▶ **Data for analysis**
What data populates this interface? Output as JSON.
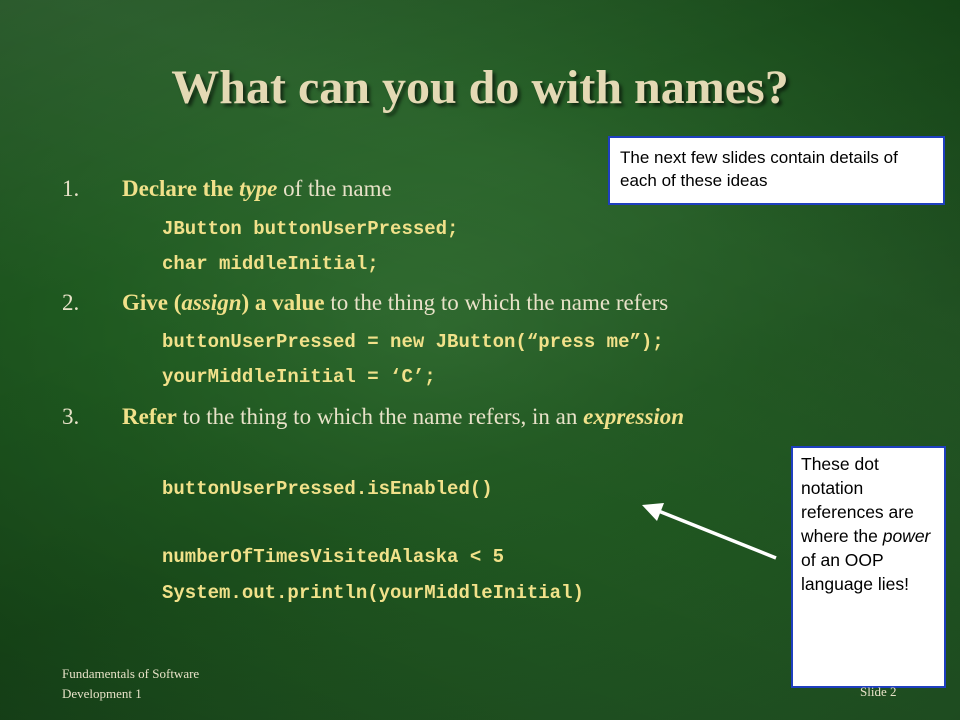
{
  "slide": {
    "title": "What can you do with names?",
    "items": [
      {
        "number": "1.",
        "lead_bold": "Declare the ",
        "lead_italic": "type",
        "rest": " of the name",
        "code": [
          "JButton buttonUserPressed;",
          "char middleInitial;"
        ]
      },
      {
        "number": "2.",
        "lead_bold": "Give (",
        "lead_italic": "assign",
        "lead_bold2": ") a value",
        "rest": " to the thing to which the name refers",
        "code": [
          "buttonUserPressed = new JButton(“press me”);",
          "yourMiddleInitial = ‘C’;"
        ]
      },
      {
        "number": "3.",
        "lead_bold": "Refer",
        "rest": " to the thing to which the name refers, in an ",
        "trail_italic": "expression",
        "code": [
          "buttonUserPressed.isEnabled()",
          "numberOfTimesVisitedAlaska < 5",
          "System.out.println(yourMiddleInitial)"
        ]
      }
    ],
    "callout_top": "The next few slides contain details of each of these ideas",
    "callout_side": {
      "before": "These dot notation references are where the ",
      "italic": "power",
      "after": " of an OOP language lies!"
    },
    "footer_left": [
      "Fundamentals of Software",
      "Development 1"
    ],
    "footer_right": "Slide 2"
  },
  "colors": {
    "background": "#1f5a20",
    "title": "#e4d9b4",
    "highlight": "#f1e18a",
    "body_text": "#e8e2c8",
    "callout_border": "#1f3fbf"
  }
}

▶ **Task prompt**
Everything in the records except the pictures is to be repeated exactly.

▶ **Response below**
What data populates this interface? Output as JSON.
{
  "slide": {
    "title": "What can you do with names?",
    "items": [
      {
        "number": "1.",
        "lead_bold": "Declare the ",
        "lead_italic": "type",
        "rest": " of the name",
        "code": [
          "JButton buttonUserPressed;",
          "char middleInitial;"
        ]
      },
      {
        "number": "2.",
        "lead_bold": "Give (",
        "lead_italic": "assign",
        "lead_bold2": ") a value",
        "rest": " to the thing to which the name refers",
        "code": [
          "buttonUserPressed = new JButton(“press me”);",
          "yourMiddleInitial = ‘C’;"
        ]
      },
      {
        "number": "3.",
        "lead_bold": "Refer",
        "rest": " to the thing to which the name refers, in an ",
        "trail_italic": "expression",
        "code": [
          "buttonUserPressed.isEnabled()",
          "numberOfTimesVisitedAlaska < 5",
          "System.out.println(yourMiddleInitial)"
        ]
      }
    ],
    "callout_top": "The next few slides contain details of each of these ideas",
    "callout_side": {
      "before": "These dot notation references are where the ",
      "italic": "power",
      "after": " of an OOP language lies!"
    },
    "footer_left": [
      "Fundamentals of Software",
      "Development 1"
    ],
    "footer_right": "Slide 2"
  },
  "colors": {
    "background": "#1f5a20",
    "title": "#e4d9b4",
    "highlight": "#f1e18a",
    "body_text": "#e8e2c8",
    "callout_border": "#1f3fbf"
  }
}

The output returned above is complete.